TRY IT =>
From the first line to the last, print the data exactly as it appears.

SUPPLIED DATA =>
•••
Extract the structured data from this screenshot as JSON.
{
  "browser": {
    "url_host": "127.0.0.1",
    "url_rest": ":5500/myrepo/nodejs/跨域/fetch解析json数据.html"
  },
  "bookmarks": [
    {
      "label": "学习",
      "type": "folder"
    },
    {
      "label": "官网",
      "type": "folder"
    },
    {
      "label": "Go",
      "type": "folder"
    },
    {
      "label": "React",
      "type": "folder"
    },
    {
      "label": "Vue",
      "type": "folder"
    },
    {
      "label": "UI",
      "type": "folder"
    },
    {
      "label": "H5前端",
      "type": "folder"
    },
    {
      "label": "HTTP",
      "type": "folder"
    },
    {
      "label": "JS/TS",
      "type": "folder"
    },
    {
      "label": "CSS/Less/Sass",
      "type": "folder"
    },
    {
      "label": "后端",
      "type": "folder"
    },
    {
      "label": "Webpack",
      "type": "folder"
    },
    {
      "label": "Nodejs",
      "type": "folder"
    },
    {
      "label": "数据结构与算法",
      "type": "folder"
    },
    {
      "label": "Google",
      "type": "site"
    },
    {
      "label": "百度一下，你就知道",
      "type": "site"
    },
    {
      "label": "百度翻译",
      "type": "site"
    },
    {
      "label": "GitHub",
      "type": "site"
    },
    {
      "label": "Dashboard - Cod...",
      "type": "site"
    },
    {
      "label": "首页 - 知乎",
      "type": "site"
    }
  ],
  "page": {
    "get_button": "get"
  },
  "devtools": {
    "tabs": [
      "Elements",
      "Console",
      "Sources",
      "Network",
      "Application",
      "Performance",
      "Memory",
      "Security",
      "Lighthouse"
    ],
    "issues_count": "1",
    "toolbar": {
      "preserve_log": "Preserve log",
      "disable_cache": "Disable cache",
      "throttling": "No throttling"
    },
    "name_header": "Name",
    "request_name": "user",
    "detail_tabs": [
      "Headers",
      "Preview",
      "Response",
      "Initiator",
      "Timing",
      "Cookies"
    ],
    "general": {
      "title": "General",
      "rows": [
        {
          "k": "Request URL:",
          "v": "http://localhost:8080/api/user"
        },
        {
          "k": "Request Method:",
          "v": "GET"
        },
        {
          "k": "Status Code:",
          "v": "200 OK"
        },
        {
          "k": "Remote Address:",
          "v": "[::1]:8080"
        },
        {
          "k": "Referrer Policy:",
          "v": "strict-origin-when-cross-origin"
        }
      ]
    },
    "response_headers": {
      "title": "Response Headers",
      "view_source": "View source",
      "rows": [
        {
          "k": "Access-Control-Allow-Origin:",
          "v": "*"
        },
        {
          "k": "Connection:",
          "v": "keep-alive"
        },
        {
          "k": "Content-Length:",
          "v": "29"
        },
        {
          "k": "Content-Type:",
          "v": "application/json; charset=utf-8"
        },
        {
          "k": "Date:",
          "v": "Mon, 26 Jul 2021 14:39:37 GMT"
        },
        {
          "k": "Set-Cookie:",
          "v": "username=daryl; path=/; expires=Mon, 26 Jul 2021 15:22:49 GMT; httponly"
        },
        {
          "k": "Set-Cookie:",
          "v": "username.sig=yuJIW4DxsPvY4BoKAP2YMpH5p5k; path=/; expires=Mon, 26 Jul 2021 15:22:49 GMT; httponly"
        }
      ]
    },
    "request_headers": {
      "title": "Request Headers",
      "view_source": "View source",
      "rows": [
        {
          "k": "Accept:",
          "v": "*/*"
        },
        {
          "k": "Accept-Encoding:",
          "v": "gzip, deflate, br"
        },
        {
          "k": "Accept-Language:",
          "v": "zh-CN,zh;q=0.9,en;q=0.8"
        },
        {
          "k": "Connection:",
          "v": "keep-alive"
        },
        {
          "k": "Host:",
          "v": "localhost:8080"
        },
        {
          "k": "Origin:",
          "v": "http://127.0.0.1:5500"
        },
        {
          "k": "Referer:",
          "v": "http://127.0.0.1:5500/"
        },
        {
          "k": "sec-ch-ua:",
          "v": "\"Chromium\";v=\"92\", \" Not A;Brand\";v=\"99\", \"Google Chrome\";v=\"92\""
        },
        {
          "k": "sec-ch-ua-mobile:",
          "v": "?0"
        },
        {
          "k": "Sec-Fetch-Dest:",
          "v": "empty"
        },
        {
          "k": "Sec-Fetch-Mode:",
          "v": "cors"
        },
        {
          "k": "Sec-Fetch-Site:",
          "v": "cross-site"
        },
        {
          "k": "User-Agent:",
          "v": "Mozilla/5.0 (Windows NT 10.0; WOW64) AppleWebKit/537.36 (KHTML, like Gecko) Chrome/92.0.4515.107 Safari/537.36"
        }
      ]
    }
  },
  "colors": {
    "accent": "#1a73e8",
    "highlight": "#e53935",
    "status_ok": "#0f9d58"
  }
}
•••
EXERCISE OUTPUT =>
Extract the structured data from this screenshot as JSON.
{
  "browser": {
    "url_host": "127.0.0.1",
    "url_rest": ":5500/myrepo/nodejs/跨域/fetch解析json数据.html"
  },
  "bookmarks": [
    {
      "label": "学习",
      "type": "folder"
    },
    {
      "label": "官网",
      "type": "folder"
    },
    {
      "label": "Go",
      "type": "folder"
    },
    {
      "label": "React",
      "type": "folder"
    },
    {
      "label": "Vue",
      "type": "folder"
    },
    {
      "label": "UI",
      "type": "folder"
    },
    {
      "label": "H5前端",
      "type": "folder"
    },
    {
      "label": "HTTP",
      "type": "folder"
    },
    {
      "label": "JS/TS",
      "type": "folder"
    },
    {
      "label": "CSS/Less/Sass",
      "type": "folder"
    },
    {
      "label": "后端",
      "type": "folder"
    },
    {
      "label": "Webpack",
      "type": "folder"
    },
    {
      "label": "Nodejs",
      "type": "folder"
    },
    {
      "label": "数据结构与算法",
      "type": "folder"
    },
    {
      "label": "Google",
      "type": "site"
    },
    {
      "label": "百度一下，你就知道",
      "type": "site"
    },
    {
      "label": "百度翻译",
      "type": "site"
    },
    {
      "label": "GitHub",
      "type": "site"
    },
    {
      "label": "Dashboard - Cod...",
      "type": "site"
    },
    {
      "label": "首页 - 知乎",
      "type": "site"
    }
  ],
  "page": {
    "get_button": "get"
  },
  "devtools": {
    "tabs": [
      "Elements",
      "Console",
      "Sources",
      "Network",
      "Application",
      "Performance",
      "Memory",
      "Security",
      "Lighthouse"
    ],
    "issues_count": "1",
    "toolbar": {
      "preserve_log": "Preserve log",
      "disable_cache": "Disable cache",
      "throttling": "No throttling"
    },
    "name_header": "Name",
    "request_name": "user",
    "detail_tabs": [
      "Headers",
      "Preview",
      "Response",
      "Initiator",
      "Timing",
      "Cookies"
    ],
    "general": {
      "title": "General",
      "rows": [
        {
          "k": "Request URL:",
          "v": "http://localhost:8080/api/user"
        },
        {
          "k": "Request Method:",
          "v": "GET"
        },
        {
          "k": "Status Code:",
          "v": "200 OK"
        },
        {
          "k": "Remote Address:",
          "v": "[::1]:8080"
        },
        {
          "k": "Referrer Policy:",
          "v": "strict-origin-when-cross-origin"
        }
      ]
    },
    "response_headers": {
      "title": "Response Headers",
      "view_source": "View source",
      "rows": [
        {
          "k": "Access-Control-Allow-Origin:",
          "v": "*"
        },
        {
          "k": "Connection:",
          "v": "keep-alive"
        },
        {
          "k": "Content-Length:",
          "v": "29"
        },
        {
          "k": "Content-Type:",
          "v": "application/json; charset=utf-8"
        },
        {
          "k": "Date:",
          "v": "Mon, 26 Jul 2021 14:39:37 GMT"
        },
        {
          "k": "Set-Cookie:",
          "v": "username=daryl; path=/; expires=Mon, 26 Jul 2021 15:22:49 GMT; httponly"
        },
        {
          "k": "Set-Cookie:",
          "v": "username.sig=yuJIW4DxsPvY4BoKAP2YMpH5p5k; path=/; expires=Mon, 26 Jul 2021 15:22:49 GMT; httponly"
        }
      ]
    },
    "request_headers": {
      "title": "Request Headers",
      "view_source": "View source",
      "rows": [
        {
          "k": "Accept:",
          "v": "*/*"
        },
        {
          "k": "Accept-Encoding:",
          "v": "gzip, deflate, br"
        },
        {
          "k": "Accept-Language:",
          "v": "zh-CN,zh;q=0.9,en;q=0.8"
        },
        {
          "k": "Connection:",
          "v": "keep-alive"
        },
        {
          "k": "Host:",
          "v": "localhost:8080"
        },
        {
          "k": "Origin:",
          "v": "http://127.0.0.1:5500"
        },
        {
          "k": "Referer:",
          "v": "http://127.0.0.1:5500/"
        },
        {
          "k": "sec-ch-ua:",
          "v": "\"Chromium\";v=\"92\", \" Not A;Brand\";v=\"99\", \"Google Chrome\";v=\"92\""
        },
        {
          "k": "sec-ch-ua-mobile:",
          "v": "?0"
        },
        {
          "k": "Sec-Fetch-Dest:",
          "v": "empty"
        },
        {
          "k": "Sec-Fetch-Mode:",
          "v": "cors"
        },
        {
          "k": "Sec-Fetch-Site:",
          "v": "cross-site"
        },
        {
          "k": "User-Agent:",
          "v": "Mozilla/5.0 (Windows NT 10.0; WOW64) AppleWebKit/537.36 (KHTML, like Gecko) Chrome/92.0.4515.107 Safari/537.36"
        }
      ]
    }
  },
  "colors": {
    "accent": "#1a73e8",
    "highlight": "#e53935",
    "status_ok": "#0f9d58"
  }
}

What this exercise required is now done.